Among the most dangerous mutagens, cadmium (Cd) is one of the trace elements arising more concern for the environment and human health (ATSDR 2005), thus needing to be extensively studied and monitored for its public health effects (ATSDR 2015; USEPA 2015). The genotoxicity of Cd, classified as human carcinogen (IARC 2016), is supposed to derive from its direct binding to DNA, possibly at adenine, guanine and thymine (Hossain and Hug 2002), or direct inhibition of DNA mismatch repair (Jin et al. 2003). The Cd genotoxic effect may also be indirect, through generation of reactive oxygen species, which may then damage nucleic acids (Apel and Hirt 2004; Valverde and Rojas 2001). Several studies have demonstrated Cd-induced micronuclei formation, chromosomal aberrations or DNA base damage (Beyersmann and Hartwig 2008). Therefore, the assessment of genotoxicity of metals like Cd is an important topic in environmental research, with the increasing need of devising ecotoxicological tests sensitive to both concentration and exposure time to capture and address any possible effect of its presence. To this aim, we performed a toxicity test to assess if the species Myriophyllum aquaticum (Vell.) Verdc. can be a promising model system to propose to the eco-toxicologist scientific community in the view of devising reliable bioassays for Cd genotoxicity in waters. Myriophyllum aquaticum is a macrophyte native from Tropical and Subtropical America. We chose this species because of its unique advantages of yearly availability, large occurrence, easy to handle and to grow without the need of sterile conditions or expensive materials. Furthermore, an aquatic species can represent per se a more suitable model system for the evaluation of the genotoxic potentiality of contaminated waters, whereas generally such kinds of bioassays are unconcernedly performed on land plants. In addition, this plant can be easily propagated in a vegetative way, thus giving a living material with low level of genetic differentiation, that should be more reliable in revealing variation in its genetic structure when exposed to Cd. Considering M. aquaticum as a promising model system, we assessed the changes caused by toxic Cd concentration on its AFLP fingerprinting profiles, at different doses and times of exposure. We moreover tested if one of the response traits of plants to the exposure of toxic concentration of Cd (e.g. plant growth), is time-coupled to evident genotoxic effect.

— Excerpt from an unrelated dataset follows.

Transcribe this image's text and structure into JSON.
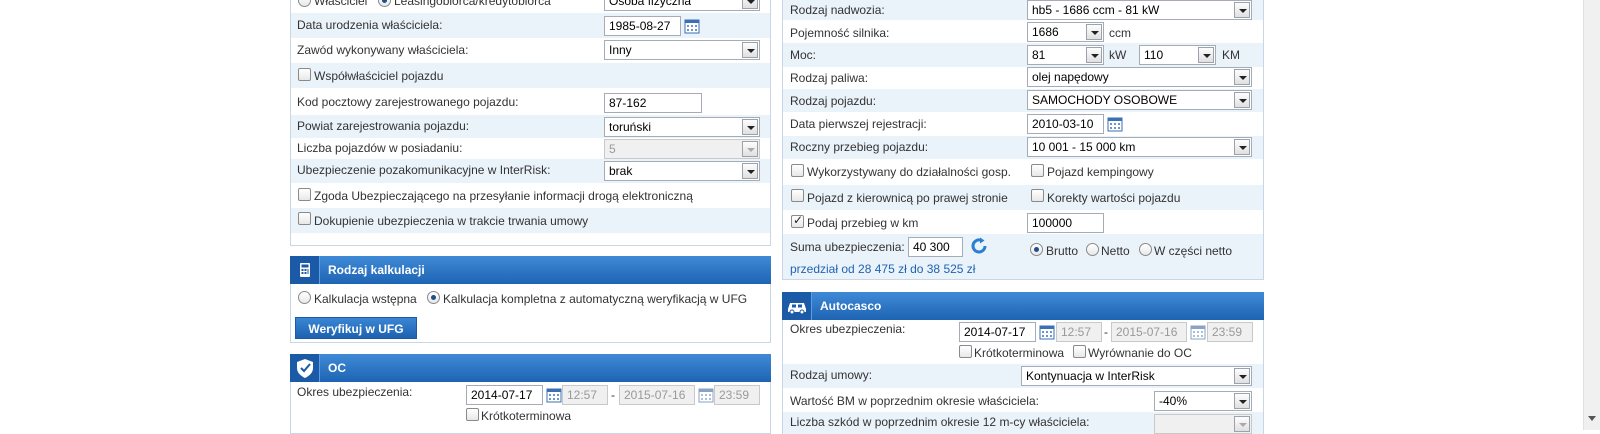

Therefore, our results could provide fundamental information not only to devise more reliable eco-toxicological tests but also on the still poorly known Cd genotoxic effects on plants.